The First Amendment of the Constitution of the United States provides that: “Congress shall make no law… abridging the freedom of speech, or of the press.”
As such, it hardly seems likely that the act of evicting journalists from hotels, for the simple fact that they are journalists, is a legitimate “routine police function.”
So, why would Kierland go to such lengths– exposing both themselves and police officers under their employ to the possibility of litigation– just to spare ALEC the presence of one reporter?
An examination of Westin’s financial affairs may shed some light on this.
Westin is owned by Starwood Hotels and Resorts Worldwide, Inc. (Starwood Hotels), a subsidiary of Starwood Capital Group (SCG).
Starwood Hotel’s siblings in the SCG family include: Starwood Energy Group Global, LLC (Starwood Energy), Starwood Property Trust, Inc, Starwood Real Estate Securities, LLC., SH Group and iStar Financial, Inc..
One of the chief concerns of the Starwood family is corporate taxation, as evidenced by lobby reports filed by one of the top nation’s federal lobby shops, Federal Policy Group (FPG), on behalf of Starwood Hotels.

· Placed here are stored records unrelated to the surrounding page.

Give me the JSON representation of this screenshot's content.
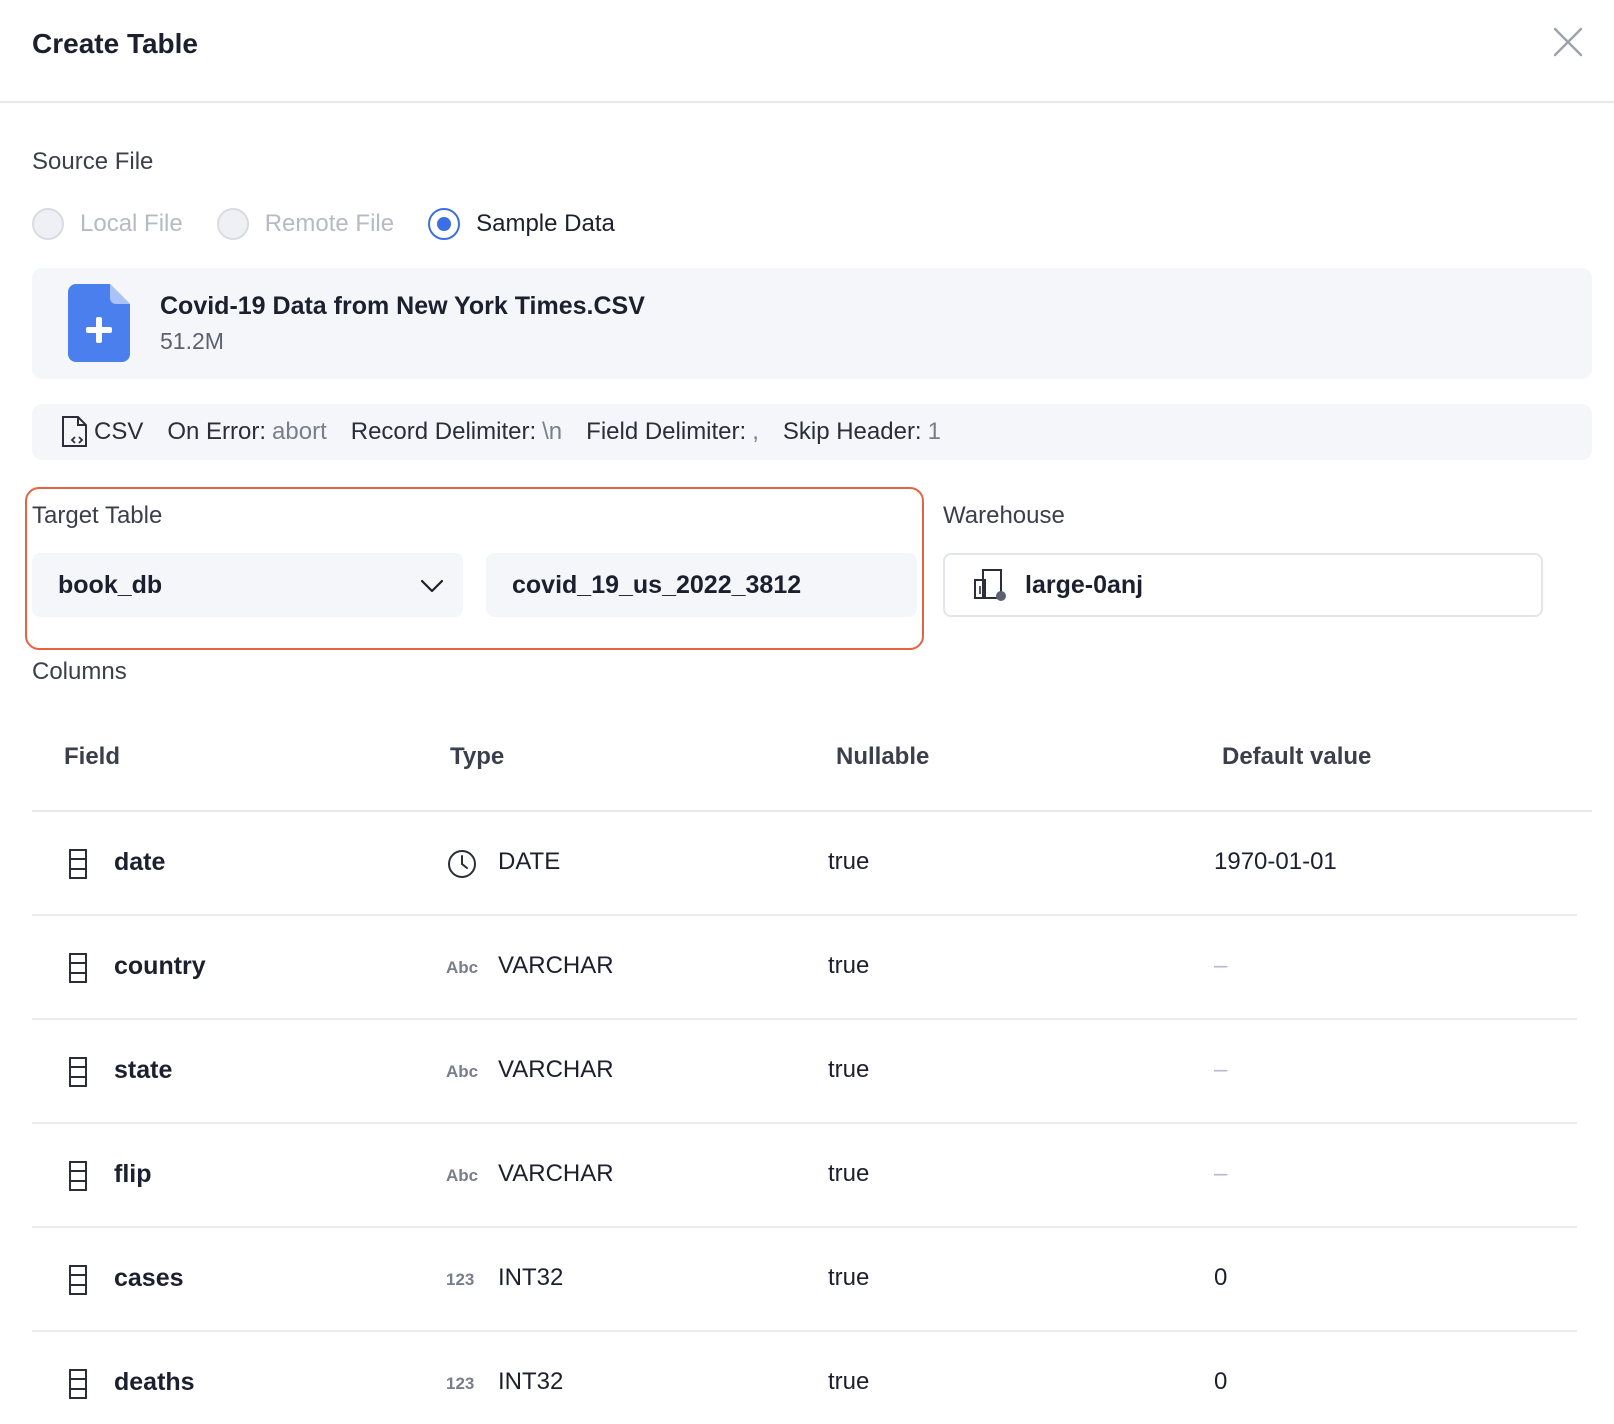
{
  "dialog": {
    "title": "Create Table"
  },
  "source": {
    "label": "Source File",
    "options": [
      "Local File",
      "Remote File",
      "Sample Data"
    ],
    "selected": "Sample Data"
  },
  "file": {
    "name": "Covid-19 Data from New York Times.CSV",
    "size": "51.2M"
  },
  "format_options": {
    "format": "CSV",
    "on_error_label": "On Error:",
    "on_error": "abort",
    "record_delimiter_label": "Record Delimiter:",
    "record_delimiter": "\\n",
    "field_delimiter_label": "Field Delimiter:",
    "field_delimiter": ",",
    "skip_header_label": "Skip Header:",
    "skip_header": "1"
  },
  "target": {
    "label": "Target Table",
    "database": "book_db",
    "table": "covid_19_us_2022_3812"
  },
  "warehouse": {
    "label": "Warehouse",
    "value": "large-0anj"
  },
  "columns": {
    "label": "Columns",
    "headers": [
      "Field",
      "Type",
      "Nullable",
      "Default value"
    ],
    "rows": [
      {
        "field": "date",
        "type_icon": "clock-icon",
        "type": "DATE",
        "nullable": "true",
        "default": "1970-01-01"
      },
      {
        "field": "country",
        "type_icon": "Abc",
        "type": "VARCHAR",
        "nullable": "true",
        "default": "–"
      },
      {
        "field": "state",
        "type_icon": "Abc",
        "type": "VARCHAR",
        "nullable": "true",
        "default": "–"
      },
      {
        "field": "flip",
        "type_icon": "Abc",
        "type": "VARCHAR",
        "nullable": "true",
        "default": "–"
      },
      {
        "field": "cases",
        "type_icon": "123",
        "type": "INT32",
        "nullable": "true",
        "default": "0"
      },
      {
        "field": "deaths",
        "type_icon": "123",
        "type": "INT32",
        "nullable": "true",
        "default": "0"
      }
    ]
  },
  "colors": {
    "accent": "#3b6fe8",
    "highlight_border": "#e9623f",
    "surface": "#f4f6fa"
  }
}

Ironically, as ALEC is an organization that boasts of having 100 alumni in both the U.S. House and Senate (only five of which are Democrats), FPG is also credited with having helped to shape the current federal GOP legislative landscape– having been paid over $100,000 in late 2010 by the Republican National Committee (RNC) for “political strategy” consulting. Much of this consultation dealt with establishing the extension of Bush-era tax cuts as a major GOP initiative for 2011.
Over the course of 2010 through 2011, Starwood Hotels has paid out over $280,000 to FPG for lobbying services rendered in the field of corporate taxation.

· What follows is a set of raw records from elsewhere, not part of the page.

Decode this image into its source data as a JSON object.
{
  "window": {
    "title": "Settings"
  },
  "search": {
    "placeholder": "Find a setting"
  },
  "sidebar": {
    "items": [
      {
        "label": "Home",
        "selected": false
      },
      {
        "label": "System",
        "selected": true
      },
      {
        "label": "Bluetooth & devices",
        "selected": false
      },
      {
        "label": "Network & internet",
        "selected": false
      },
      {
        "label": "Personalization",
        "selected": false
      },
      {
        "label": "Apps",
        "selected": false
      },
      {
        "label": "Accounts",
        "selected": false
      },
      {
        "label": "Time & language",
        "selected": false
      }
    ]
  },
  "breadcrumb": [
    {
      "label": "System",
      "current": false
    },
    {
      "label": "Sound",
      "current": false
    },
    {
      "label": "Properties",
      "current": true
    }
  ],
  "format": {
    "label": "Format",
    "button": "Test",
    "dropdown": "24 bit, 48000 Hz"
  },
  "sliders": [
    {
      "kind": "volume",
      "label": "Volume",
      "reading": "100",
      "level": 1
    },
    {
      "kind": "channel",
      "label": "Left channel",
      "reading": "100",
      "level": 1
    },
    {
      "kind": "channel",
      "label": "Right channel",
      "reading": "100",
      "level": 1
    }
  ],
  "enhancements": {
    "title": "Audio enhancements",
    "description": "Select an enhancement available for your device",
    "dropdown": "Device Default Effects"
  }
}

More telling of Starwood’s political agenda, however, is the $320,000 in lobbying fees paid by Starwood Hotels over the course of 2010 to federal lobby behemoth, DLA Piper.
DLA Piper was charged by Starwood Hotels with the primary tasks of monitoring labor and taxation legislation (primarily as these two issue areas pertained to the federal minimum wage and real estate taxation).
According to lobby reports filed during this time period, one of the legislative items Starwood Hotels was most concerned with ‘monitoring’ through DLA Piper was the Employee Free Choice Act of 2009 (EFCS).
EFCS aimed to enhance the ability of unions to collectively bargain for better pay, working conditions and benefits. The bill also sought to enhance federal protections for unions, union members and union organizers against unfair labor practices and employer retaliation. All told, EFCS (which died before committee with the expiration of the 111th Congress in January, 2011) represented a threat to numerous anti-union measures advanced by ALEC and their member corporations at the state level.
Federal lobbying and ideological similarities aside, Starwood and ALEC have a much closer relationship at the state level– particularly in Arizona.
Starwood Energy Group’s sole lobby representative in the state is FirstStrategic Communications and Public Affairs.
FirstStrategic has been active as an Arizona ALEC donor/participant consulting firm for several years and represents the lobby interests of several other ALEC member corporations/trade associations in the state: Apollo Group, Inc., the Arizona Association of Realtors, CenturyLink and ALEC Arizona Private Sector Chair, SRP.
Furthermore, Starwood Energy Group is among the top solar energy providers in the state. As such, Starwood Energy was involved in the inception, along with both SRP and 2011 SNPS “chairman” corporation, APS, of the Sonoran-Mojave Renewable Transmission Project (SMRT)– a nascent project intended to establish a renewable power delivery grid through the states of Arizona, California and Nevada.
According to SRP spokesman Scott Harelson, SRP has since withdrawn from the project.
Starwood was also involved with APS and Lockheed Martin, in the development of an aborted Arizona solar generation plant in 2009.
Interestingly enough, as Starwood is primarily involved in the field of solar energy production, one of the workshops open to lawmakers at the 2011 SNPS focused on deregulation of the solar industry.